Yugoslav torpedo boat T7

T7 was a 250t-class torpedo boat built for the Austro-Hungarian Navy in 1910. She saw active service during World War I, performing convoy, patrol, escort and minesweeping tasks. Following Austria-Hungary’s defeat in 1918, 96 F was allocated to the Navy of the Kingdom of Serbs, Croats and Slovenes, which later became the Royal Yugoslav Navy. The ship was captured by the Italians during the German-led Axis invasion of Yugoslavia in April 1941. After her main armament was modernised, she served with the Royal Italian Navy under her Yugoslav designation. She was driven aground by British motor torpedo boats in June 1944 and destroyed by the British Army to prevent her salvage.

About Yugoslav torpedo boat T7 in brief

Summary Yugoslav torpedo boat T7T7 was a 250t-class torpedo boat built for the Austro-Hungarian Navy in 1910. She saw active service during World War I, performing convoy, patrol, escort and minesweeping tasks, and anti-submarine operations.
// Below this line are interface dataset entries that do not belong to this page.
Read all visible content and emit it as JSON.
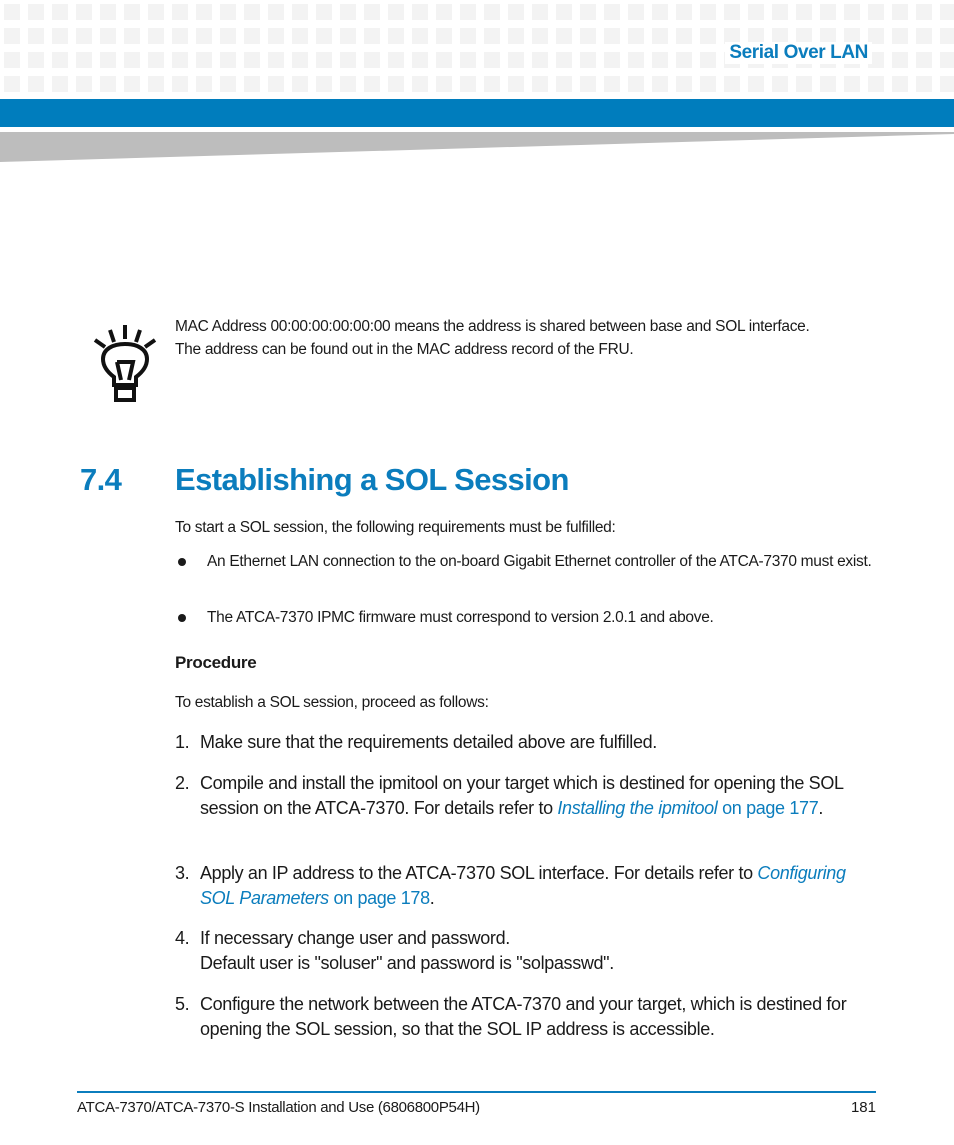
{
  "header": {
    "chapter_title": "Serial Over LAN",
    "colors": {
      "brand_blue": "#007dbd",
      "heading_blue": "#0b7dbd",
      "grid_square": "#f3f3f3",
      "wedge_gray": "#bdbdbd"
    }
  },
  "tip": {
    "icon": "lightbulb-icon",
    "text": "MAC Address 00:00:00:00:00:00 means the address is shared between base and SOL interface. The address can be found out in the MAC address record of the FRU."
  },
  "section": {
    "number": "7.4",
    "title": "Establishing a SOL Session",
    "intro": "To start a SOL session, the following requirements must be fulfilled:",
    "requirements": [
      "An Ethernet LAN connection to the on-board Gigabit Ethernet controller of the ATCA-7370 must exist.",
      "The ATCA-7370 IPMC firmware must correspond to version 2.0.1 and above."
    ],
    "procedure_heading": "Procedure",
    "procedure_intro": "To establish a SOL session, proceed as follows:",
    "steps": [
      {
        "num": "1.",
        "text": "Make sure that the requirements detailed above are fulfilled."
      },
      {
        "num": "2.",
        "text": "Compile and install the ipmitool on your target which is destined for opening the SOL session on the ATCA-7370. For details refer to ",
        "link_italic": "Installing the ipmitool",
        "link_rest": " on page 177",
        "after": "."
      },
      {
        "num": "3.",
        "text": "Apply an IP address to the ATCA-7370 SOL interface. For details refer to ",
        "link_italic": "Configuring SOL Parameters",
        "link_rest": " on page 178",
        "after": "."
      },
      {
        "num": "4.",
        "text": "If necessary change user and password.",
        "line2": "Default user is \"soluser\" and password is \"solpasswd\"."
      },
      {
        "num": "5.",
        "text": "Configure the network between the ATCA-7370 and your target, which is destined for opening the SOL session, so that the SOL IP address is accessible."
      }
    ]
  },
  "footer": {
    "document_title": "ATCA-7370/ATCA-7370-S Installation and Use (6806800P54H)",
    "page_number": "181"
  }
}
Following Austria-Hungary’s defeat in 1918, 96 F was allocated to the Navy of the Kingdom of Serbs, Croats and Slovenes, which later became the Royal Yugoslav Navy. During the interwar period, T7 and the rest of the navy were involved in training exercises and cruises to friendly ports. The ship was captured by the Italians during the German-led Axis invasion of Yugoslavia in April 1941. After her main armament was modernised, she served with the Royal Italian Navy under her Yugoslav designation, conducting coastal and second-line escort duties in the Adriatic. Following the Italian capitulation in September 1943, she was handed over by the Germans to the Army of Independent State of Croatia.

She was driven aground by British motor torpedo boats in June 1944 and destroyed by the British Army to prevent her salvage. T7 was the fifteenth boat of the F-group to be fully completed, and the last of its group to be completed. The boats were powered by two AEG-Curtiss steam turbines driving two propellers, using steam generated by two Yarrow water-tube boilers. They carried 20 tonnes of coal and 34 tonnes of fuel oil, which gave them a range of 1,200 nautical miles at 16 knots. While their designed displacement was 266 tonnes, they displaced about 330 tonnes when fully loaded. They were armed with two Škoda L30 guns, four 450mm torpedo tubes, and could also carry 10–12 naval mines. In 1917, one of the boats was placed on an anti-aircraft mount on each of the Husárár class of destroyer.